# INSTRUCTIONS TO FOLLOW:
Show each line in the listing below that contains the word "icon".

============================================================

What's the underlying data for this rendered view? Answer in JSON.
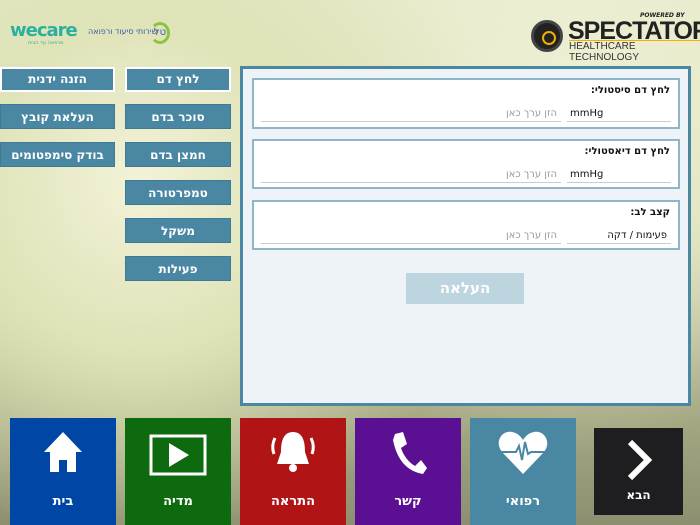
{
  "header": {
    "wecare_logo": "wecare",
    "wecare_hebrew": "שירותי סיעוד ורפואה",
    "wecare_tagline": "מרפאה עד הבית",
    "tal_logo": "טל",
    "powered_by": "POWERED BY",
    "brand": "SPECTATOR",
    "brand_sub": "HEALTHCARE TECHNOLOGY"
  },
  "measure_menu": [
    "לחץ דם",
    "סוכר בדם",
    "חמצן בדם",
    "טמפרטורה",
    "משקל",
    "פעילות"
  ],
  "input_menu": [
    "הזנה ידנית",
    "העלאת קובץ",
    "בודק סימפטומים"
  ],
  "form": {
    "fields": [
      {
        "label": "לחץ דם סיסטולי:",
        "unit": "mmHg",
        "placeholder": "הזן ערך כאן",
        "value": ""
      },
      {
        "label": "לחץ דם דיאסטולי:",
        "unit": "mmHg",
        "placeholder": "הזן ערך כאן",
        "value": ""
      },
      {
        "label": "קצב לב:",
        "unit": "פעימות / דקה",
        "placeholder": "הזן ערך כאן",
        "value": ""
      }
    ],
    "submit": "העלאה"
  },
  "bottom_nav": [
    {
      "label": "בית",
      "icon": "home-icon",
      "color": "#0047a5"
    },
    {
      "label": "מדיה",
      "icon": "media-play-icon",
      "color": "#0e6a0e"
    },
    {
      "label": "התראה",
      "icon": "bell-icon",
      "color": "#b01414"
    },
    {
      "label": "קשר",
      "icon": "phone-icon",
      "color": "#5b0f92"
    },
    {
      "label": "רפואי",
      "icon": "heart-pulse-icon",
      "color": "#4a87a3"
    }
  ],
  "next": "הבא"
}
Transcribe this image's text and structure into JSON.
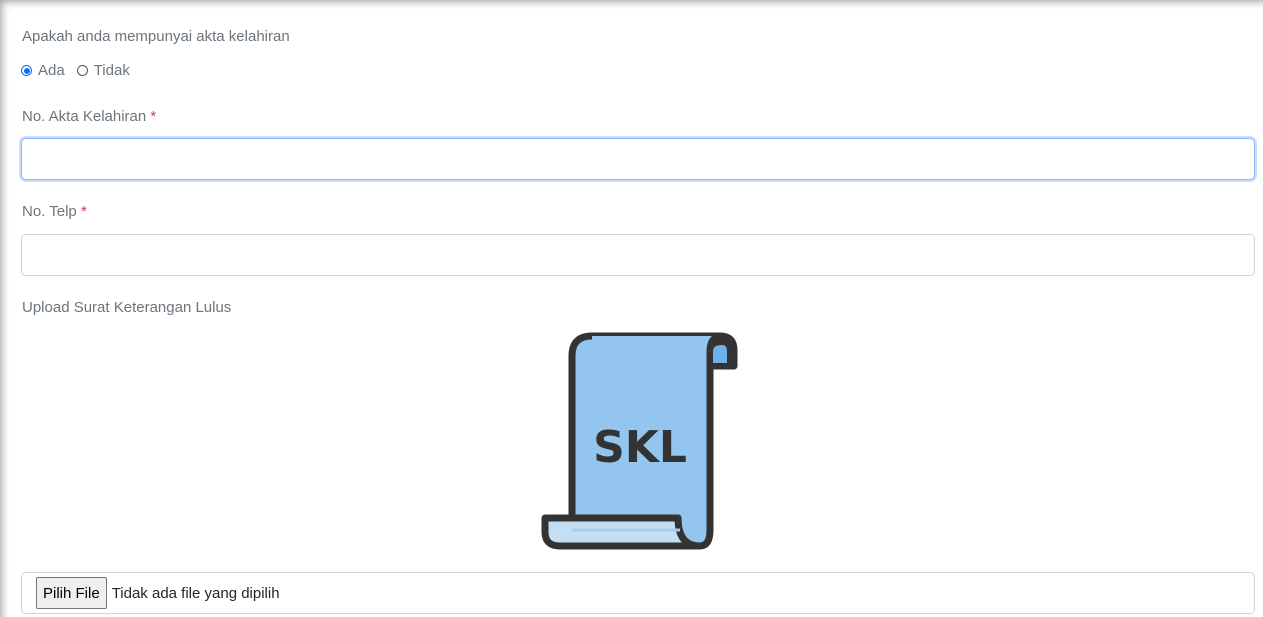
{
  "birth_certificate_question": {
    "label": "Apakah anda mempunyai akta kelahiran",
    "options": [
      {
        "label": "Ada",
        "checked": true
      },
      {
        "label": "Tidak",
        "checked": false
      }
    ]
  },
  "birth_certificate_number": {
    "label": "No. Akta Kelahiran",
    "required_mark": "*",
    "value": "",
    "placeholder": ""
  },
  "phone": {
    "label": "No. Telp",
    "required_mark": "*",
    "value": "",
    "placeholder": ""
  },
  "upload_skl": {
    "label": "Upload Surat Keterangan Lulus",
    "illustration_text": "SKL",
    "illustration_icon": "scroll-document-icon",
    "button_label": "Pilih File",
    "status_text": "Tidak ada file yang dipilih"
  },
  "colors": {
    "accent": "#0d6efd",
    "required": "#dc3545",
    "scroll_fill": "#93c5ee",
    "scroll_stroke": "#333333"
  }
}
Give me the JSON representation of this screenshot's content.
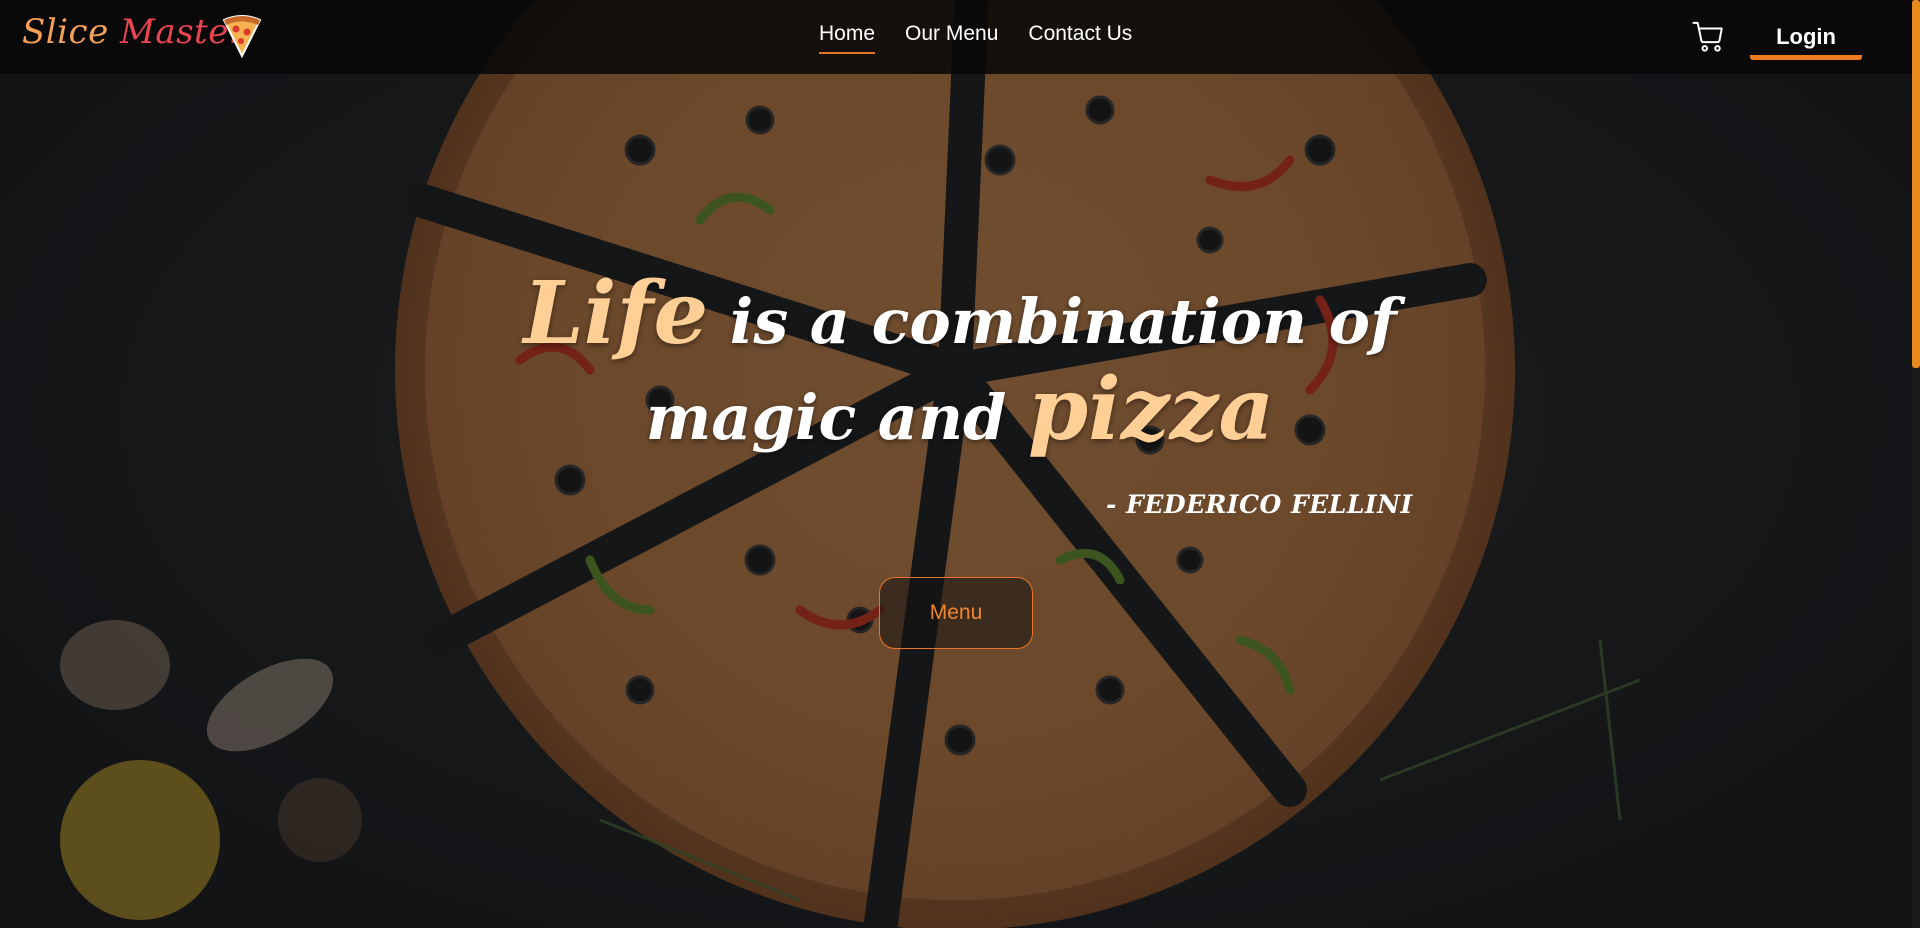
{
  "brand": {
    "word1": "Slice",
    "word2": "Master",
    "logo_icon": "pizza-slice-icon"
  },
  "nav": {
    "links": [
      {
        "label": "Home",
        "active": true
      },
      {
        "label": "Our Menu",
        "active": false
      },
      {
        "label": "Contact Us",
        "active": false
      }
    ],
    "cart_icon": "cart-icon",
    "login_label": "Login"
  },
  "hero": {
    "quote": {
      "highlight_1": "Life",
      "middle_1": "is a combination of",
      "middle_2": "magic and",
      "highlight_2": "pizza"
    },
    "author": "- FEDERICO FELLINI",
    "menu_button_label": "Menu",
    "background_image": "pizza-on-dark-table"
  },
  "colors": {
    "accent_orange": "#e8742a",
    "highlight_peach": "#ffcf96",
    "logo_red": "#e9444f",
    "logo_orange": "#f5a15a",
    "navbar_bg": "#080808"
  }
}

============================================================

# RESPONSE TO THIS EXERCISE:
      "icon": "home-icon",
      "icon": "media-play-icon",
      "icon": "bell-icon",
      "icon": "phone-icon",
      "icon": "heart-pulse-icon",
    "illustration_icon": "scroll-document-icon",
    "logo_icon": "pizza-slice-icon"
    "cart_icon": "cart-icon",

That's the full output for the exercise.